Calmness is also positive, meanwhile, but it’s also low on arousal. For most people, it takes less effort for the brain to jump from charged-up, negative feelings to charged-up, positive ones, Brooks said, than it would to get from charged-up and negative to positive and chill. In other words, its easier to convince yourself to be excited than calm when you’re anxious.
Brooks discovered this for herself by performing a series of three experiments for a study published in 2014. After rounding up her participants, she surprised them with a series of tasks that most people find at least a little bit anxiety-inducing.
First, they were asked to sing the song “Don’t Stop Believin” by the band Journey in front of the group. (“I chose ‘Don’t Stop Believin’ as the target song because it can be performed easily in three different octaves,” Brooks wrote. It “was also the 21st most downloaded song in iTunes history and tends to be extremely familiar to English speakers.”)
The participants were then told to either say “I am anxious,” “I am excited,” or nothing before they broke into song. The “excited” participants not only felt more excited, and they also sang better, according to a computerized measurement of volume and pitch. Their on-and-on-and-ons were just more, well, on—perhaps because the participants themselves were.
The same was true of a speech test. When asked to give a two-minute speech on camera, the excited participants spoke longer and were seen as more persuasive, confident, and persistent. Then came a math test, in which the excited participants similarly outperformed a group that was told to remain calm.
Surprisingly, though, the excitement reappraisal didn't actually make the subjects less anxious, nor did it lower their heart rate. That’s because the underlying anxiety was the same—it was just reframed as excitement.
The way this works, Brooks said, is by putting people in an “opportunity mindset,” with a focus on all the good things that can happen if you do well, as opposed to a “threat mindset,” which dwells on all the consequences of performing poorly.
In 2010, the University of Rochester’s Jeremy Jamieson similarly found that reframing anxiety as a positive thing could help people do better on the math section of the GRE standardized test. In his study, subjects were just told that anxiety could improve performance—they didn’t even have to say that they were excited.

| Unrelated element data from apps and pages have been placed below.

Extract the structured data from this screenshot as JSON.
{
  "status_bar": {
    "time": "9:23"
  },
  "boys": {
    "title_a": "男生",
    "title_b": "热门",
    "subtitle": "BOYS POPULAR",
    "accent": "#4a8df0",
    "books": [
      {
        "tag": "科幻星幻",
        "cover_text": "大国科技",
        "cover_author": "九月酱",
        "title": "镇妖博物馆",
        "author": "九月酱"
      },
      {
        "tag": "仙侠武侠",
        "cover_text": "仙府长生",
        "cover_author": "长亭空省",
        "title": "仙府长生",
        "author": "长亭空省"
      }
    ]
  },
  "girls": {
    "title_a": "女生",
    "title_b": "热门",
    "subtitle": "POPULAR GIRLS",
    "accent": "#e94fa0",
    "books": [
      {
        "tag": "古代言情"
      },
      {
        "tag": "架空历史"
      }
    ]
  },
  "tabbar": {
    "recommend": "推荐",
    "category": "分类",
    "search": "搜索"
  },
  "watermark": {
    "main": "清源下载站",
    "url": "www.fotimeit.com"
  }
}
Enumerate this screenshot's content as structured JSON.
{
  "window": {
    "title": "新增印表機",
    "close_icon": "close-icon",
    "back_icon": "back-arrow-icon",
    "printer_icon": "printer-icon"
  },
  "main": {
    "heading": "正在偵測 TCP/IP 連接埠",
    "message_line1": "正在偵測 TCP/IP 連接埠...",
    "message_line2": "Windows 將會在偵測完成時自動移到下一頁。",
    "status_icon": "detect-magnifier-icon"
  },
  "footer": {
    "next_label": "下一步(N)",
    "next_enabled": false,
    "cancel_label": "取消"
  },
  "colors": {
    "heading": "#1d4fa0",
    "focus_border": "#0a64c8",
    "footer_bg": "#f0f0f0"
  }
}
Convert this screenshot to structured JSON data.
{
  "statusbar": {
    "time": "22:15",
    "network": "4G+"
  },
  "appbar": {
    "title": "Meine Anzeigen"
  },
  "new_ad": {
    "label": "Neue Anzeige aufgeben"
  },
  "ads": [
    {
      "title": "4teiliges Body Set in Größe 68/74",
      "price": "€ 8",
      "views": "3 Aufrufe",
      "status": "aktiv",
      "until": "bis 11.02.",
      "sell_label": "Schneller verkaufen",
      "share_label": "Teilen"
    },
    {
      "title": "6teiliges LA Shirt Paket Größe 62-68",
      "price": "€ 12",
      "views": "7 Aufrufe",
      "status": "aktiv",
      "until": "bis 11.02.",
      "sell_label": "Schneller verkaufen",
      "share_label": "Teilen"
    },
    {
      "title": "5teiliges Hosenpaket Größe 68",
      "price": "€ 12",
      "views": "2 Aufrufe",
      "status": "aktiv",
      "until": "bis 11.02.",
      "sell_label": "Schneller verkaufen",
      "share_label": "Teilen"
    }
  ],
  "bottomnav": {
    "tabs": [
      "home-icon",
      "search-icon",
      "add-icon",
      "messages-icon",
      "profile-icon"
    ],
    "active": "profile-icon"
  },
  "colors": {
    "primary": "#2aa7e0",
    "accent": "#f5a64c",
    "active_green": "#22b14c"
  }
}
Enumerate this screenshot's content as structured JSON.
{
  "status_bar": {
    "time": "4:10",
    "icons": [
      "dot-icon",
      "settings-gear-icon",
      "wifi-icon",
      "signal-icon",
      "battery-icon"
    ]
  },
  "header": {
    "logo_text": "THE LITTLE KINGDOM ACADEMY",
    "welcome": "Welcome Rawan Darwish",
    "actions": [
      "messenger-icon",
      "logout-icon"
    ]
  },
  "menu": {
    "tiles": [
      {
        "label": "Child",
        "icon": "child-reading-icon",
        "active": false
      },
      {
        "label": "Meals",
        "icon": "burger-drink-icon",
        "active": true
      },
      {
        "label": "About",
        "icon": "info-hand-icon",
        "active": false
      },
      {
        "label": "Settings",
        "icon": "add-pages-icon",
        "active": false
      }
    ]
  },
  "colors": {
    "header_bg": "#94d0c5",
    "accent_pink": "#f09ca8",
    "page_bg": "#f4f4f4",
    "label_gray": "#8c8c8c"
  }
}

And another study published last year asked people to list goals they had that were in conflict with one another. (So, for example, training for a marathon and finishing an ambitious project.) Some participants were asked to say the phrase “I am excited” out loud to themselves three times, while others just said their names. Those who reappraised their anxiety as excitement felt they had more time on their hands to complete their goals.